The exact circumstances that day weren't fully known, but what was clear was that there had to be swift and immediate action. The strain upon the rescue community was enormous; Facebook comments by rescuers and others ranged from terse to desperate, and then elation each time a rescue was secured.

This scenario played out over the next two to three days, and on Wednesday, July 23, there were only two cats left to be saved from death. Union Jack and Bali were still without a rescue plan. There were dozens, if not hundreds of concerned individuals nationwide trying to ensure a plan for these last two, and finally Union Jack's safety was secured, leaving Bali alone to face certain death.

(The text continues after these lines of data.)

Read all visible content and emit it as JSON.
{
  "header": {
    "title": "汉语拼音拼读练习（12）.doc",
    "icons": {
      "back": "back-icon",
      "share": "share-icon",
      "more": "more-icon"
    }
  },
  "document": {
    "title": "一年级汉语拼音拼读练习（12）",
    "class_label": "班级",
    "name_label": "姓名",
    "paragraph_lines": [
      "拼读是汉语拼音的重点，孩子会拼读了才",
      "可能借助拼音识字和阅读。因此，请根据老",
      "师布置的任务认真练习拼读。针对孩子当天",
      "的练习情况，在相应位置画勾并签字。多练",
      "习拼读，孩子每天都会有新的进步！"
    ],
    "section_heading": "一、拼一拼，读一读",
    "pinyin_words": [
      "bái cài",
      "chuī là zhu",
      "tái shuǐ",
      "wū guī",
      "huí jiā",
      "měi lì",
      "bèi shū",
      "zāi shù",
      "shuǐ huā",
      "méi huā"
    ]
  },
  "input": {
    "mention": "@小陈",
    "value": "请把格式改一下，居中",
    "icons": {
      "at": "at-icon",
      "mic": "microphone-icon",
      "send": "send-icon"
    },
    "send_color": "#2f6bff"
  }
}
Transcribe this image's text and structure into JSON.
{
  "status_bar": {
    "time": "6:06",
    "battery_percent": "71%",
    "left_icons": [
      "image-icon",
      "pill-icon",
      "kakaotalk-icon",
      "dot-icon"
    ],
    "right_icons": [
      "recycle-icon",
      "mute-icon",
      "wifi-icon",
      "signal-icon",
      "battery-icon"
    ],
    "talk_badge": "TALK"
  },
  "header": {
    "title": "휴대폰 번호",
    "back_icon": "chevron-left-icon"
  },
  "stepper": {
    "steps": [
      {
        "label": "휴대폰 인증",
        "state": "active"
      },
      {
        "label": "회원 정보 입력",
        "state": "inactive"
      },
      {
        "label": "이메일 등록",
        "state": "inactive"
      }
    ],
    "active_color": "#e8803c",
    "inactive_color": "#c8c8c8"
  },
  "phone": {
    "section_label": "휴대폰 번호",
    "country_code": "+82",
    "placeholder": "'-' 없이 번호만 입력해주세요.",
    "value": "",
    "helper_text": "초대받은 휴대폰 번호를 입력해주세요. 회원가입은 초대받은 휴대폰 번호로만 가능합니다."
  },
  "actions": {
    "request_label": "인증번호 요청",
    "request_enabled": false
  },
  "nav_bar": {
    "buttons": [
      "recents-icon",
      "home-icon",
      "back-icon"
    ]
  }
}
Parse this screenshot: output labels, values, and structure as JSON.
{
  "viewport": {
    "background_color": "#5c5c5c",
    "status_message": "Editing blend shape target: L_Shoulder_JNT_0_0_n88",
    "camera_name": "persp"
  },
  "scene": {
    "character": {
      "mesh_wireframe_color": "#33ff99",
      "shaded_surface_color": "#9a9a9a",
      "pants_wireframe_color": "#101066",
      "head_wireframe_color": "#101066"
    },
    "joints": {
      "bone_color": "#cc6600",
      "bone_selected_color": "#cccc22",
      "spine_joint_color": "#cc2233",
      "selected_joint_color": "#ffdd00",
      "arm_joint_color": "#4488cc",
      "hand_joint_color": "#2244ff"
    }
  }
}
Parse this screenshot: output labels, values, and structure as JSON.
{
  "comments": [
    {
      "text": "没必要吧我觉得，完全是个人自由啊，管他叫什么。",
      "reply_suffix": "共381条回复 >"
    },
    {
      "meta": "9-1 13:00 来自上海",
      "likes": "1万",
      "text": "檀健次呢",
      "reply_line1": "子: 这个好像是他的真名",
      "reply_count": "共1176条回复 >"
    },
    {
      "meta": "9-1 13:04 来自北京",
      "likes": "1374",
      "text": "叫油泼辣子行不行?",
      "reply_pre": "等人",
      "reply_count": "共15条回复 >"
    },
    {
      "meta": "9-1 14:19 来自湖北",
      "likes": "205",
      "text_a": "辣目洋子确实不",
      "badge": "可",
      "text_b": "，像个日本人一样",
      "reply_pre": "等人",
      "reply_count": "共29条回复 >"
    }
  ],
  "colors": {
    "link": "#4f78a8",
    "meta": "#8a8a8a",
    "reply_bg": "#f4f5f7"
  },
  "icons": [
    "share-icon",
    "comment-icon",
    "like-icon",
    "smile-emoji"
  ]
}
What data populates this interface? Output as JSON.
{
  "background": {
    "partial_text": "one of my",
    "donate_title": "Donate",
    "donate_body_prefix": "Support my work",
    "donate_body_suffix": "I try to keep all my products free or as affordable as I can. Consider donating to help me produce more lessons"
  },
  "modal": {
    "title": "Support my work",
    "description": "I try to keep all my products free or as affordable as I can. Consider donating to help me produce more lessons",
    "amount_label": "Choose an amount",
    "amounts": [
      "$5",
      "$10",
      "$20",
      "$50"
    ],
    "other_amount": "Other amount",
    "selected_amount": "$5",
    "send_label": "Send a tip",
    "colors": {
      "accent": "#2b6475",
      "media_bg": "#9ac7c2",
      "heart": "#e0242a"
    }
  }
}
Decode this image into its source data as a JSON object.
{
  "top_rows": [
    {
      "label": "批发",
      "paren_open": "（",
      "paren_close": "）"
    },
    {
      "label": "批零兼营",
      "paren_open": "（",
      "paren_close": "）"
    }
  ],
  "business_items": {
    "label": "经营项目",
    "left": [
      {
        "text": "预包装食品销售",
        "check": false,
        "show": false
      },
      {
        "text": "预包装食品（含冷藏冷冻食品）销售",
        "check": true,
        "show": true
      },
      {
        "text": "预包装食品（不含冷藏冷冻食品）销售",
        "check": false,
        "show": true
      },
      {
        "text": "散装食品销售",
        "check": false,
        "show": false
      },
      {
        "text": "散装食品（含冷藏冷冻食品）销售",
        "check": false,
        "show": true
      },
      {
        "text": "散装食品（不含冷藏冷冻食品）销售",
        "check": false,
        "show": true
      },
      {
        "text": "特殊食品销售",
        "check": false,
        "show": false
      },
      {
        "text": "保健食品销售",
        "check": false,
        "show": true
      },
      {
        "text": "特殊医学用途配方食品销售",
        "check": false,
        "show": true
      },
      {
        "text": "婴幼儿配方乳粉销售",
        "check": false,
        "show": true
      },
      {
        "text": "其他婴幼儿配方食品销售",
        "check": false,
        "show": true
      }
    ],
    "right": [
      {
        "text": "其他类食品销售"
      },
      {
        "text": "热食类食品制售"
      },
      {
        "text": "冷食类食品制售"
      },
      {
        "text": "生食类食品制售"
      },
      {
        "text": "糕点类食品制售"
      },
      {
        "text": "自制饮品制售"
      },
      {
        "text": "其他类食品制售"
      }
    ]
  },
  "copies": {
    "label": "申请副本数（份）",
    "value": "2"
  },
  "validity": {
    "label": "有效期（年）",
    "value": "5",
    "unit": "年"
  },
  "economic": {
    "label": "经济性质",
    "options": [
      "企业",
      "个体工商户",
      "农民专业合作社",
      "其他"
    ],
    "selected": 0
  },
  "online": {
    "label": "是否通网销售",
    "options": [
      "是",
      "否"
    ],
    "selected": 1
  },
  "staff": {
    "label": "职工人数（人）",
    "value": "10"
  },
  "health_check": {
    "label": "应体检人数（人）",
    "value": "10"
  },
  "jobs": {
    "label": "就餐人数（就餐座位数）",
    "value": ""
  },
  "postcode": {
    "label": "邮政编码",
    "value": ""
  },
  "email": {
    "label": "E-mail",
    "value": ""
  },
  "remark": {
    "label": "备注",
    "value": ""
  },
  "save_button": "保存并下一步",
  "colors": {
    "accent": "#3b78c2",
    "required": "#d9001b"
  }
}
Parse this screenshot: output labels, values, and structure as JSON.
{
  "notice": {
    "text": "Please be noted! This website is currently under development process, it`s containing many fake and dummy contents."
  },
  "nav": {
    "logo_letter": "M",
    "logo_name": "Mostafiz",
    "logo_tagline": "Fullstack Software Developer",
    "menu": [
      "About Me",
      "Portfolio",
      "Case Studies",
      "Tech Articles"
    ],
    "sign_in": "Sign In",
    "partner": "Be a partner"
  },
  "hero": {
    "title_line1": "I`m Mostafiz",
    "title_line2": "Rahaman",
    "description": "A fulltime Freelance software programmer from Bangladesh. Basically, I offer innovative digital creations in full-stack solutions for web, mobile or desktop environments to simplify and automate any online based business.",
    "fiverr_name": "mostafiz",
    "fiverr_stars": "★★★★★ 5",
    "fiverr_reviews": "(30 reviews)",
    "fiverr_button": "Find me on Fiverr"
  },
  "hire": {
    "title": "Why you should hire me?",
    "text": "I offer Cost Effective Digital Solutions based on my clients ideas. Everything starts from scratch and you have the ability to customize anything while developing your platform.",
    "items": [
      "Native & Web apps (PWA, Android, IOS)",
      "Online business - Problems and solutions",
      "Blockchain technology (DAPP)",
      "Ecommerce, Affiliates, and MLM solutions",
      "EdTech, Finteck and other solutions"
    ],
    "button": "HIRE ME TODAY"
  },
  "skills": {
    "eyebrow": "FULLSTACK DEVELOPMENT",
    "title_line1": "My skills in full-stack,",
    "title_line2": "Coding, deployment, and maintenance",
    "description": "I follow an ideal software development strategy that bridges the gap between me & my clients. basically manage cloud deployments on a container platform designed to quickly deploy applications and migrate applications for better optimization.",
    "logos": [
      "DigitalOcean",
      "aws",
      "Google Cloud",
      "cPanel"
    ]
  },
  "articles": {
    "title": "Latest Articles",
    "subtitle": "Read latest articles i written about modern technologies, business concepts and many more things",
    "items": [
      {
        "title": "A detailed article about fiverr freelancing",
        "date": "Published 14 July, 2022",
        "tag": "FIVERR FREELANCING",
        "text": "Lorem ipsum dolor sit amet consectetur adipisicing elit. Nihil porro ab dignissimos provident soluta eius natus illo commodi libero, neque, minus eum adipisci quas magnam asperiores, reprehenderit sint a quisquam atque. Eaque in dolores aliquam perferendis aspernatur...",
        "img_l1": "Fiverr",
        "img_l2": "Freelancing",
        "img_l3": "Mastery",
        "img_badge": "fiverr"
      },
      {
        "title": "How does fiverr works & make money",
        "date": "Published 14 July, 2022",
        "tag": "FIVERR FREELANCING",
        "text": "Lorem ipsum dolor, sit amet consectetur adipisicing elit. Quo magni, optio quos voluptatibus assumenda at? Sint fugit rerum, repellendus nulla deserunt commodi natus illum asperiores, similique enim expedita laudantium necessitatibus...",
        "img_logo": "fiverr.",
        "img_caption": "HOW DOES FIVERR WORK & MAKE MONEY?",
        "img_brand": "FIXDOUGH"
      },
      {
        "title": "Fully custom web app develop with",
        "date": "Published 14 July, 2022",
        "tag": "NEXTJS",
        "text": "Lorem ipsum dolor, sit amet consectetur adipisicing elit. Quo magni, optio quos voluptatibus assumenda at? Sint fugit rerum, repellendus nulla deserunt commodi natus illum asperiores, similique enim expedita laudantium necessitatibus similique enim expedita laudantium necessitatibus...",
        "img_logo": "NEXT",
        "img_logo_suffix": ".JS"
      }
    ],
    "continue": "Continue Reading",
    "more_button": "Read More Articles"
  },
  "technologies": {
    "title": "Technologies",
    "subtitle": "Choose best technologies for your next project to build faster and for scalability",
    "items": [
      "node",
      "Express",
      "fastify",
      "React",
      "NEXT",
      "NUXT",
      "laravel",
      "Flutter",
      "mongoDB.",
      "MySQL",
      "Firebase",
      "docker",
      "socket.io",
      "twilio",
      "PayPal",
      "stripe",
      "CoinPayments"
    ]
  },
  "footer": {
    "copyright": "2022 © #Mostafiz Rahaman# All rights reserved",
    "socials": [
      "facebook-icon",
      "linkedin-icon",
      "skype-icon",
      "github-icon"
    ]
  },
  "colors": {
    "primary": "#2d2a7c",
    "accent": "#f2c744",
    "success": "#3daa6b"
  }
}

It is well known in rescue circles that when an animal is confined for a significant period, the associated stress results in animal's vulnerability to disease. When this occurs, it is almost a certain death warrant for the animal in question; shelter caretakers will want to eliminate what could be a potential source of infection for healthy animals at the facility.

Such became the case with Bali; his status was changed to medical waiver, making it less likely for him to be adopted out. Extensions were granted in hopes that a rescue could be still be obtained, frantic efforts to save him could not be consummated to the shelter's satisfaction (within their desired time frame) although it is felt by rescuers that Bali's rescue was imminent. Calls were made directly to the shelter staff, but they were not willing to grant further extensions. It is believed California's Hayden law regarding required holding times when a rescue is imminent may have been violated by Devore's administration and there is strong support within the rescue community at this time to seek shelter administrator Doug Smith's termination.

The sad irony here is that what were once actually “shelters” have become nothing more than custodial holding tanks for the hundreds and thousands of unfortunate animals who are abandoned, discarded, or otherwise homeless or undesired. Euthanasia rates nationwide are excessive; some estimates place the percentages at 80 to 90 per cent, depending on location and interest and availability of local rescuers and concerned individuals. Some have even called for the term “shelter” to not be used anymore, as research seems to suggest that animals actually have a better chance of survival in a non controlled environment.